Pete Carroll is entering his second season as the head coach of the Seattle Seahawks, and I will say that his exit could come sooner than later if some of these 2011 NFL draft picks don’t pan out.
Seattle didn’t have a great draft overall. I think the Seahawks hit on a few sleeper selections, but the value of their draft picks overall was average at best.
NFL Soup’s breakdown of each Seattle selection is here.
Round 1, Pick 25: James Carpenter, OT, Alabama

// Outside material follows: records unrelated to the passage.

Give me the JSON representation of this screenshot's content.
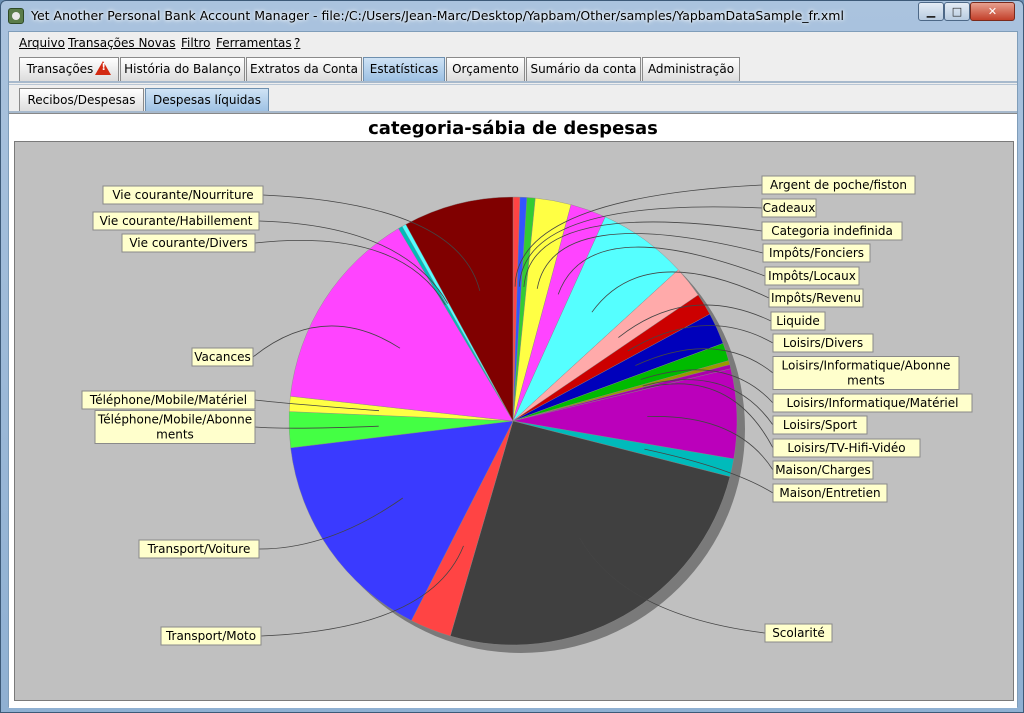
{
  "window": {
    "title": "Yet Another Personal Bank Account Manager - file:/C:/Users/Jean-Marc/Desktop/Yapbam/Other/samples/YapbamDataSample_fr.xml",
    "minimize": "▁",
    "maximize": "□",
    "close": "✕"
  },
  "menu": [
    {
      "label": "Arquivo"
    },
    {
      "label": "Transações Novas"
    },
    {
      "label": "Filtro"
    },
    {
      "label": "Ferramentas"
    },
    {
      "label": "?"
    }
  ],
  "tabs": [
    {
      "label": "Transações",
      "warning": true
    },
    {
      "label": "História do Balanço"
    },
    {
      "label": "Extratos da Conta"
    },
    {
      "label": "Estatísticas",
      "active": true
    },
    {
      "label": "Orçamento"
    },
    {
      "label": "Sumário da conta"
    },
    {
      "label": "Administração"
    }
  ],
  "subtabs": [
    {
      "label": "Recibos/Despesas"
    },
    {
      "label": "Despesas líquidas",
      "active": true
    }
  ],
  "chart_data": {
    "type": "pie",
    "title": "categoria-sábia de despesas",
    "start_angle_deg": 0,
    "direction": "clockwise",
    "slices": [
      {
        "label": "Argent de poche/fiston",
        "value": 0.5,
        "color": "#ff4444",
        "side": "right"
      },
      {
        "label": "Cadeaux",
        "value": 0.5,
        "color": "#3355ff",
        "side": "right"
      },
      {
        "label": "Categoria indefinida",
        "value": 0.6,
        "color": "#33cc33",
        "side": "right"
      },
      {
        "label": "Impôts/Fonciers",
        "value": 2.6,
        "color": "#ffff44",
        "side": "right"
      },
      {
        "label": "Impôts/Locaux",
        "value": 2.6,
        "color": "#ff44ff",
        "side": "right"
      },
      {
        "label": "Impôts/Revenu",
        "value": 6.5,
        "color": "#55ffff",
        "side": "right"
      },
      {
        "label": "Liquide",
        "value": 2.3,
        "color": "#ffaaaa",
        "side": "right"
      },
      {
        "label": "Loisirs/Divers",
        "value": 1.6,
        "color": "#cc0000",
        "side": "right"
      },
      {
        "label": "Loisirs/Informatique/Abonnements",
        "value": 2.3,
        "color": "#0000bb",
        "side": "right"
      },
      {
        "label": "Loisirs/Informatique/Matériel",
        "value": 1.3,
        "color": "#00bb00",
        "side": "right"
      },
      {
        "label": "Loisirs/Sport",
        "value": 0.3,
        "color": "#999900",
        "side": "right"
      },
      {
        "label": "Loisirs/TV-Hifi-Vidéo",
        "value": 0.3,
        "color": "#aa00aa",
        "side": "right"
      },
      {
        "label": "Maison/Charges",
        "value": 6.5,
        "color": "#bb00bb",
        "side": "right"
      },
      {
        "label": "Maison/Entretien",
        "value": 1.3,
        "color": "#00bbbb",
        "side": "right"
      },
      {
        "label": "Scolarité",
        "value": 25.7,
        "color": "#404040",
        "side": "right"
      },
      {
        "label": "Transport/Moto",
        "value": 3.0,
        "color": "#ff4444",
        "side": "left"
      },
      {
        "label": "Transport/Voiture",
        "value": 15.7,
        "color": "#3a3aff",
        "side": "left"
      },
      {
        "label": "Téléphone/Mobile/Abonnements",
        "value": 2.6,
        "color": "#44ff44",
        "side": "left"
      },
      {
        "label": "Téléphone/Mobile/Matériel",
        "value": 1.1,
        "color": "#ffff44",
        "side": "left"
      },
      {
        "label": "Vacances",
        "value": 14.8,
        "color": "#ff44ff",
        "side": "left"
      },
      {
        "label": "Vie courante/Divers",
        "value": 0.3,
        "color": "#00bbbb",
        "side": "left"
      },
      {
        "label": "Vie courante/Habillement",
        "value": 0.3,
        "color": "#55ffff",
        "side": "left"
      },
      {
        "label": "Vie courante/Nourriture",
        "value": 8.0,
        "color": "#800000",
        "side": "left"
      }
    ]
  }
}
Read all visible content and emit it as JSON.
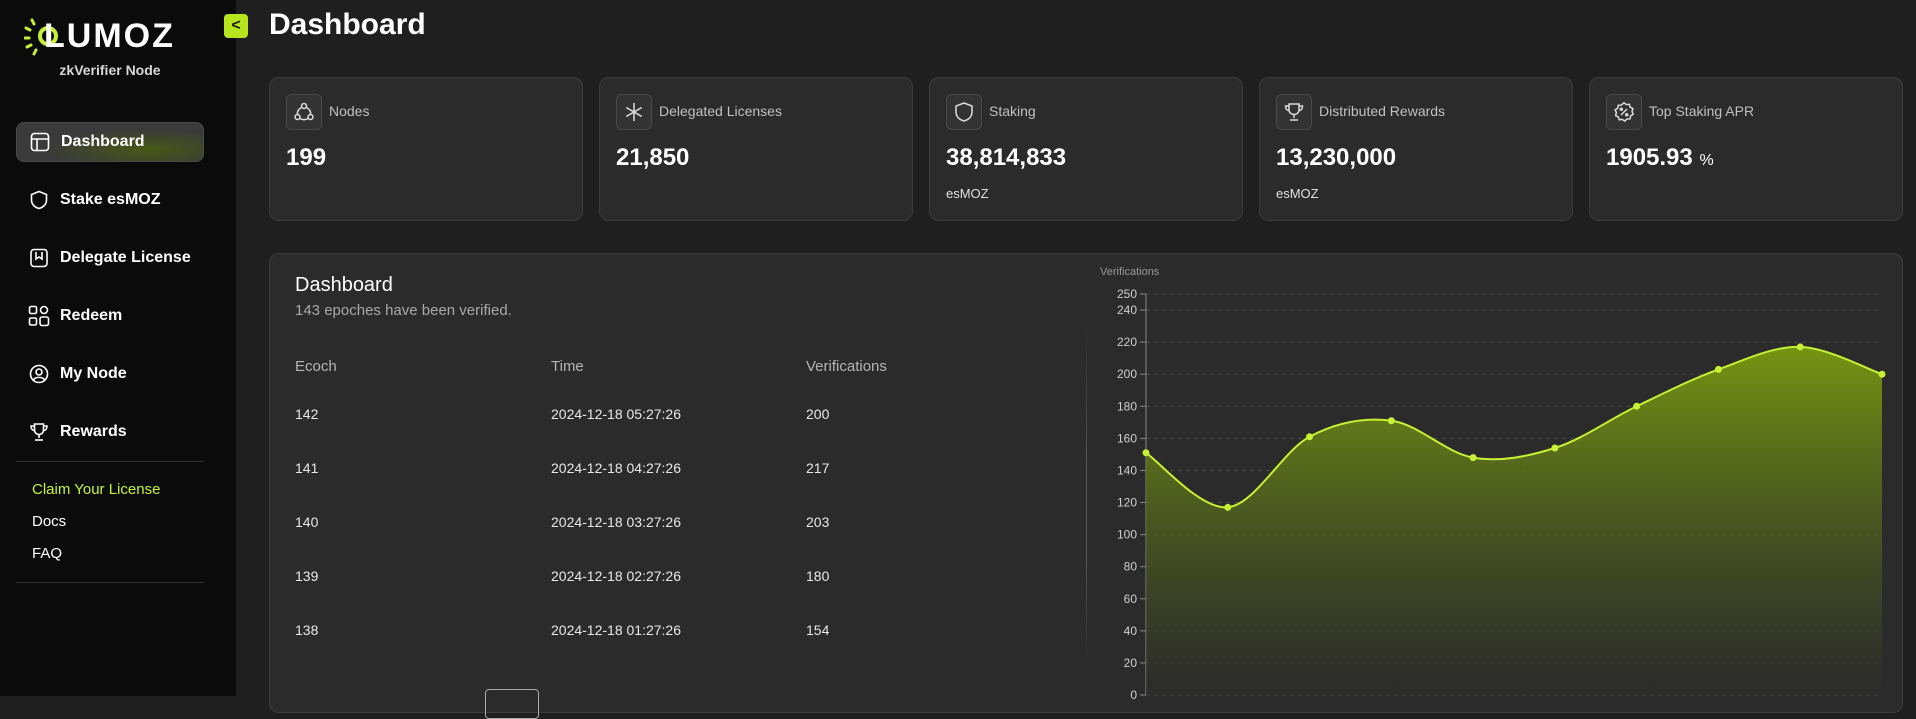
{
  "app": {
    "brand": "LUMOZ",
    "subtitle": "zkVerifier Node"
  },
  "sidebar": {
    "collapse_label": "<",
    "items": [
      {
        "label": "Dashboard",
        "icon": "layout-icon",
        "active": true
      },
      {
        "label": "Stake esMOZ",
        "icon": "shield-icon"
      },
      {
        "label": "Delegate License",
        "icon": "bookmark-icon"
      },
      {
        "label": "Redeem",
        "icon": "shapes-icon"
      },
      {
        "label": "My Node",
        "icon": "user-circle-icon"
      },
      {
        "label": "Rewards",
        "icon": "trophy-icon"
      }
    ],
    "links": [
      {
        "label": "Claim Your License",
        "color": "#c6f135"
      },
      {
        "label": "Docs"
      },
      {
        "label": "FAQ"
      }
    ]
  },
  "header": {
    "title": "Dashboard"
  },
  "stats": [
    {
      "label": "Nodes",
      "value": "199",
      "unit": "",
      "icon": "nodes-icon"
    },
    {
      "label": "Delegated Licenses",
      "value": "21,850",
      "unit": "",
      "icon": "asterisk-icon"
    },
    {
      "label": "Staking",
      "value": "38,814,833",
      "unit": "esMOZ",
      "icon": "shield-icon"
    },
    {
      "label": "Distributed Rewards",
      "value": "13,230,000",
      "unit": "esMOZ",
      "icon": "trophy-icon"
    },
    {
      "label": "Top Staking APR",
      "value": "1905.93",
      "suffix": "%",
      "unit": "",
      "icon": "percent-badge-icon"
    }
  ],
  "panel": {
    "title": "Dashboard",
    "subtitle": "143 epoches have been verified.",
    "columns": [
      "Ecoch",
      "Time",
      "Verifications"
    ],
    "rows": [
      {
        "epoch": "142",
        "time": "2024-12-18 05:27:26",
        "verifications": "200"
      },
      {
        "epoch": "141",
        "time": "2024-12-18 04:27:26",
        "verifications": "217"
      },
      {
        "epoch": "140",
        "time": "2024-12-18 03:27:26",
        "verifications": "203"
      },
      {
        "epoch": "139",
        "time": "2024-12-18 02:27:26",
        "verifications": "180"
      },
      {
        "epoch": "138",
        "time": "2024-12-18 01:27:26",
        "verifications": "154"
      }
    ]
  },
  "chart_data": {
    "type": "area",
    "ylabel": "Verifications",
    "ylim": [
      0,
      250
    ],
    "yticks": [
      0,
      20,
      40,
      60,
      80,
      100,
      120,
      140,
      160,
      180,
      200,
      220,
      240,
      250
    ],
    "grid": true,
    "color": "#c6f135",
    "values": [
      151,
      117,
      161,
      171,
      148,
      154,
      180,
      203,
      217,
      200
    ]
  },
  "colors": {
    "accent": "#c6f135",
    "background": "#1f1f1f",
    "sidebar": "#0b0b0b",
    "card": "#2b2b2b"
  }
}
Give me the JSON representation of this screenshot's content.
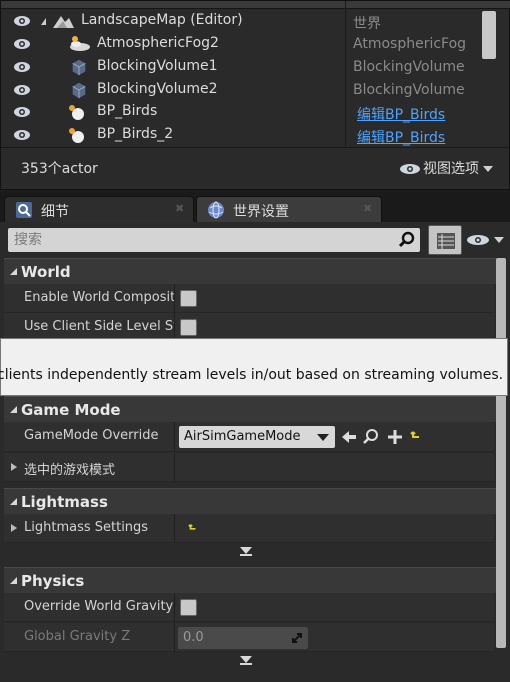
{
  "outliner": {
    "rows": [
      {
        "name": "LandscapeMap (Editor)",
        "type": "世界",
        "link": false,
        "icon": "world-icon"
      },
      {
        "name": "AtmosphericFog2",
        "type": "AtmosphericFog",
        "link": false,
        "icon": "fog-icon"
      },
      {
        "name": "BlockingVolume1",
        "type": "BlockingVolume",
        "link": false,
        "icon": "cube-icon"
      },
      {
        "name": "BlockingVolume2",
        "type": "BlockingVolume",
        "link": false,
        "icon": "cube-icon"
      },
      {
        "name": "BP_Birds",
        "type": "编辑BP_Birds",
        "link": true,
        "icon": "blueprint-actor-icon"
      },
      {
        "name": "BP_Birds_2",
        "type": "编辑BP_Birds",
        "link": true,
        "icon": "blueprint-actor-icon"
      }
    ],
    "actor_count": "353个actor",
    "view_options": "视图选项"
  },
  "tabs": [
    {
      "label": "细节",
      "icon": "magnifier-icon",
      "active": false
    },
    {
      "label": "世界设置",
      "icon": "globe-icon",
      "active": true
    }
  ],
  "details": {
    "search_placeholder": "搜索",
    "categories": {
      "world": {
        "label": "World",
        "enable_world_composition": "Enable World Composition",
        "use_client_side_level": "Use Client Side Level Streaming Volumes"
      },
      "game_mode": {
        "label": "Game Mode",
        "gamemode_override_label": "GameMode Override",
        "gamemode_override_value": "AirSimGameMode",
        "selected_game_mode": "选中的游戏模式"
      },
      "lightmass": {
        "label": "Lightmass",
        "lightmass_settings": "Lightmass Settings"
      },
      "physics": {
        "label": "Physics",
        "override_world_gravity": "Override World Gravity",
        "global_gravity_z_label": "Global Gravity Z",
        "global_gravity_z_value": "0.0"
      }
    }
  },
  "tooltip": {
    "text": "clients independently stream levels in/out based on streaming volumes."
  },
  "colors": {
    "accent_link": "#4da3ff",
    "reset_arrow": "#e0d020"
  }
}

Here’s where it starts. The biggest reach in the 2011 NFL draft is James Carpenter by far. Some NFL sites had Carpenter as a second- or third-round talent, and I had him as a fourth-round talent at the very most. Two months ago I had Carpenter struggling to stay in my top 200, but I watched over him again and saw that he may be worth a fourth-rounder. But he’s Andre Smith 2.0. He’s not in great shape, he’s flabby and he’s slow.
His best position will be at right guard, where he actually could excel. He’ll play right tackle for Seattle to start, but he’ll most likely disappoint.
Round 3, Pick 75 (from Lions): John Moffitt, OG, Wisconsin
The selection of John Moffitt wasn’t bad, actually. He’s a solid guard who gets to the second level in a hurry and could immediately boost the run game. I had an early fourth-round grade, so the value wasn’t terrible, although I think they could have addressed more of a need, perhaps a quarterback to groom behind Matt Hasselbeck.
Round 4, Pick 99 (from Broncos, through Patriots): K.J. Wright, OLB, Mississippi State
K.J. Wright has good potential, but I don’t feel that he was worth a fourth-round selection at all. He fits a 3-4 scheme a bit better than a 4-3 SAM backer, and I think he may end up being tried inside because of his ability to tackle. He has good physical ability, and he’s a smart player. I just don’t like the value overall.
Round 4, Pick 107 (from Lions): Kris Durham, WR, Georgia
Sleeper alert: Kris Durham is a big, tough receiver. The problem with this selection is that he’s very raw as a route runner. He spent most of his time running downfield and tricking corners with a double move. Durham’s toughness can’t be questioned, as he took hit after hit while maintaining possession through the catch, using his tall 6'5" frame to go up and catch the ball. He has solid hands and is faster than most realize.
I think he could have been had a round or two later, but I can’t fault Carroll for going with this size and speed combination.
Round 5, Pick 154 (from Chiefs, through Lions): Richard Sherman, CB, Stanford
Another sleeper for Pete Carroll is Richard Sherman. Sherman was a late sub in the Senior Bowl and turned a few heads with his physical play. He was a former wide receiver who made the transition to cornerback recently, partially because he just can’t catch. He’s not afraid to tackle, but his play is a lot like undrafted rookie Kendric Burney.
Round 5, Pick 156: Mark LeGree, FS, Appalachian State
I’m very skeptical of this pick, mostly because I don’t care for LeGree’s ruthless play. He made a lot of interceptions and pass deflections by taking chances and jumping in front of receivers, but he won’t get away with that in the NFL, and I don’t think he’s quick enough to make plays in center field at the next level.
Round 6, Pick 173 (from Lions): Byron Maxwell, CB, Clemson
The Seahawks opted to go for more cornerback depth by selecting Maxwell, who made a name for himself by forcing fumbles and making great tackles at Clemson. But his coverage ability is average at the very most, and he’ll likely be restricted to special teams at the next level.
Round 7, Pick 205 (from Broncos, through Lions): Lazarius Levingston, DT, LSU
I don’t mind the selection of Levingston, who was an under-appreciated part of that stout Tiger defensive line. In the seventh round, Pep was solid value, and he has some penetrating ability. The Seahawks are looking for replacements for Brandon Mebane soon, and Levingston could be in the mix.
Round 7, Pick 242: Malcolm Smith, LB, USC
Carroll must know something about his former linebacker from USC. I don’t see much from Smith except for an undersized, poor-tackling linebacker. He’s athletic but a huge project. However, being one of the very last picks in the draft, taking that project is the name of the game.
Overall Grade: C